Edit, 29 Oct 2017: The software dev arm of Powershop split out into a company called Flux Federation a few months ago. It’s still the same awesome place to work so I’ve replaced references to Powershop with Flux.

Last weekend I wanted to see the latest movie trailers. Of course, there are plenty of websites out there for this, however, none of them meet the excitement of watching movie trailers before a film at the cinemas.

Seats at a cinema.

So thats what I set out to build. First, I needed to find a source for movie information. I don’t want to populate this information manually, so I found TheMovieDB has an API. This site is great because there’s a whole community of people dedicated to keeping this information up to date.

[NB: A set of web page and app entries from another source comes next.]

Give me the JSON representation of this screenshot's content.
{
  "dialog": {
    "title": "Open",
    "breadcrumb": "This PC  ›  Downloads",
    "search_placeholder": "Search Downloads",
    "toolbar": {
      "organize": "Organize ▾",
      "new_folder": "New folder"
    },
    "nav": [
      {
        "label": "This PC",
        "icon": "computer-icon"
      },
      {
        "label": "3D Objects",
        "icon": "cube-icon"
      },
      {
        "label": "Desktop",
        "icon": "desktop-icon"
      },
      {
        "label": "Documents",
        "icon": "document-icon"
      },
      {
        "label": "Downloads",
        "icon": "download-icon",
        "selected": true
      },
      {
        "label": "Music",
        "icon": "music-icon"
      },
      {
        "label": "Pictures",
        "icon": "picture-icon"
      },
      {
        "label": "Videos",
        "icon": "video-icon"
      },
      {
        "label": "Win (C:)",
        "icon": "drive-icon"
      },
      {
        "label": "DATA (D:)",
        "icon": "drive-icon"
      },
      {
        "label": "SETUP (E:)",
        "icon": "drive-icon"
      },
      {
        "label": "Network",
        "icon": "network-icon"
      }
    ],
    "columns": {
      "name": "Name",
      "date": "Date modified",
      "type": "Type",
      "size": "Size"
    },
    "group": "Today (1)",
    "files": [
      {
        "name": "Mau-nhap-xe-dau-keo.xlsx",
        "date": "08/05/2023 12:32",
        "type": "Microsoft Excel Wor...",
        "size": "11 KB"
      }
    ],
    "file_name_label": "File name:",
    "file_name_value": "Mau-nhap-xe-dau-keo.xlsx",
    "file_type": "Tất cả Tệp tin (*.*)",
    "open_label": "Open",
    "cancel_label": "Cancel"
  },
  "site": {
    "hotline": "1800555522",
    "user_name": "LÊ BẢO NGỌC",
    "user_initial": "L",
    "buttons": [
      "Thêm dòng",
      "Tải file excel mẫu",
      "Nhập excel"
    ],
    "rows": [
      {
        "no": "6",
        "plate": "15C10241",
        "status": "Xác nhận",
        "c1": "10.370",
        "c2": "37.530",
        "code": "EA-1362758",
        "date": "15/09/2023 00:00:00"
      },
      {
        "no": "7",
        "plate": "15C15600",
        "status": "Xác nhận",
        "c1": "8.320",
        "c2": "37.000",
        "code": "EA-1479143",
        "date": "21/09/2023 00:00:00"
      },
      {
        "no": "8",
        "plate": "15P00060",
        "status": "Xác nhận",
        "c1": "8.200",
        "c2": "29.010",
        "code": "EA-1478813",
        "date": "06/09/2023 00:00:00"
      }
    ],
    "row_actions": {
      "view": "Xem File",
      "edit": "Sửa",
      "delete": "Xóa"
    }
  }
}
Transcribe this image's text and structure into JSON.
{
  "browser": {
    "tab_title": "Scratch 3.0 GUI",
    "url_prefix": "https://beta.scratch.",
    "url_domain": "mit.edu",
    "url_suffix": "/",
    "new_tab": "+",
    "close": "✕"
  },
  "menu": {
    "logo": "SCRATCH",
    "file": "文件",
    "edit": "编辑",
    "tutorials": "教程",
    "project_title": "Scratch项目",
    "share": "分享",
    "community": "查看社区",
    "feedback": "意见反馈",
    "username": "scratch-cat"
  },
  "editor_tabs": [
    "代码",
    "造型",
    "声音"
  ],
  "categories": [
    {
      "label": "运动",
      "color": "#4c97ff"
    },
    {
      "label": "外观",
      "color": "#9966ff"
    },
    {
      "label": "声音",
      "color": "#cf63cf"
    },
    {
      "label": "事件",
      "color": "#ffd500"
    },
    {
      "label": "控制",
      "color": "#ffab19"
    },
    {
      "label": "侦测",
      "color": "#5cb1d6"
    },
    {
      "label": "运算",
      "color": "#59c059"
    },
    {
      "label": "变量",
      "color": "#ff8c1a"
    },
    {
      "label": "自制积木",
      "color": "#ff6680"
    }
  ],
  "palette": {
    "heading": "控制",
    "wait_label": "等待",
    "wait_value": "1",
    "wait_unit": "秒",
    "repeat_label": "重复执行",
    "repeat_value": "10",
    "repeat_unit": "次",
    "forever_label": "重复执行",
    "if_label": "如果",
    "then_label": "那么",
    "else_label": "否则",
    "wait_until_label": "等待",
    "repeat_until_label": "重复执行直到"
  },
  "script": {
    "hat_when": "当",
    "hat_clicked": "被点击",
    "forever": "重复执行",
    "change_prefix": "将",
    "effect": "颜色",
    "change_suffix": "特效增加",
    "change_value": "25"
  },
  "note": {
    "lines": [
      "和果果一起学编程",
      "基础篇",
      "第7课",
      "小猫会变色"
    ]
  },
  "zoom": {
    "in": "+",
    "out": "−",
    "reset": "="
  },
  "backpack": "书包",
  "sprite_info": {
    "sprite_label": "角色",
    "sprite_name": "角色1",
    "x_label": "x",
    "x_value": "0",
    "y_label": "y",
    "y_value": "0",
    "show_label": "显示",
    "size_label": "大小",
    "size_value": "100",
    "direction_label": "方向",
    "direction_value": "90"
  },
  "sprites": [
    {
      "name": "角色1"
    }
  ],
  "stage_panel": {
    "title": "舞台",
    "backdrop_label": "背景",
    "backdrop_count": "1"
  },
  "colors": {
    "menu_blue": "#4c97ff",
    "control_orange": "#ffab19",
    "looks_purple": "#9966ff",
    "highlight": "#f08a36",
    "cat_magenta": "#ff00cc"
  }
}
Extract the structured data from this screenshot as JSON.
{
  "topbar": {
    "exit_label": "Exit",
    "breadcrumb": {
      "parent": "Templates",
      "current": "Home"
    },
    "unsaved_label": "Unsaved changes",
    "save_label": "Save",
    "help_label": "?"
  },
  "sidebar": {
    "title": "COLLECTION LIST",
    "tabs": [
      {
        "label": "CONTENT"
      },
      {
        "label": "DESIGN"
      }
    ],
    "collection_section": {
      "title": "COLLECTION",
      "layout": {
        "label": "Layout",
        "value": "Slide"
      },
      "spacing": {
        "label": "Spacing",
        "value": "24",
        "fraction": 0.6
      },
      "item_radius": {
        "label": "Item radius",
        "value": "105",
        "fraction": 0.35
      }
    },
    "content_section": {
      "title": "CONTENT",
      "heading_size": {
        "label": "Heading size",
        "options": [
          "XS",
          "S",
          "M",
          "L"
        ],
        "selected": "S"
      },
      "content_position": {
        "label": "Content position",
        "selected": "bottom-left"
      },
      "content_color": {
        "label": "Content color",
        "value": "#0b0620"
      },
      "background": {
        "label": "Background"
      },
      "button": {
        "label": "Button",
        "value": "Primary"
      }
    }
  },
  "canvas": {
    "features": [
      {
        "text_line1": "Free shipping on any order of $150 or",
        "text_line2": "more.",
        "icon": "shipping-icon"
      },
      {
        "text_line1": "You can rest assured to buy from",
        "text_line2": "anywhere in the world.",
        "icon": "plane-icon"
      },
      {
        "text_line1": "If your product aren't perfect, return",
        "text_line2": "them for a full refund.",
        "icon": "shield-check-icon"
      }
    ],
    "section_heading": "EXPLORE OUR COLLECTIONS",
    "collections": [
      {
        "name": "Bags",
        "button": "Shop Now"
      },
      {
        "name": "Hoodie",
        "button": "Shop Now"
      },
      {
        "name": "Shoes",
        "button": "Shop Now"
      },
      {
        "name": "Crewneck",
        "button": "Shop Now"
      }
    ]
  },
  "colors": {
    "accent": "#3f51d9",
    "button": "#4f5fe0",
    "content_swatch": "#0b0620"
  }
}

The TheMovieDB logo.

I linked in with their API and pulled down details of upcoming and now showing movies. TheMovieDB’s API lets me get a list of movies with one request, however it requires another request to fetch the videos (including trailers) for each movie. TheMovieDB has an API limit of 40 requests every 10 seconds, and if my site got popular it could exceed this and I don’t want to give out my TMDB key to any visitor!

Instead, I setup my VPS with a nightly job that fetches data from TheMovieDB and saves it to an Amazon S3 bucket. This job delays it’s requests to avoid the TMDB API limit and keeps only the movie ID and YouTube trailer ID’s. This method saves bandwidth and time, as visitors to only need to make one request to fetch all the data they need! As the entire site is purely static, everything can be hosted on Amazon S3 for simplicity and scalability.

Next, I used the YouTube Player API to embed trailers. This let me hook into events like when the video has finished so that I can start the next one playing. I was suprised at the level of control they give embedders, allowing me to prevent annotations, video controls and other distractions for a pure video experience.

The interface while playing a trailer.

A core feature of the site is that it only plays trailers you haven’t seen. To keep things simple, I used local storage in the browser to store the list of movies the user has seen. When the user watches all the available trailers, they can clear out their list of seen movies to start over!

The interface when a user has watched all available trailers and has the option to start over.

This simple project took longer than I expected but I’m pleased with the result, and it’s where I’ll go to get my trailers from now on!

Check it out at!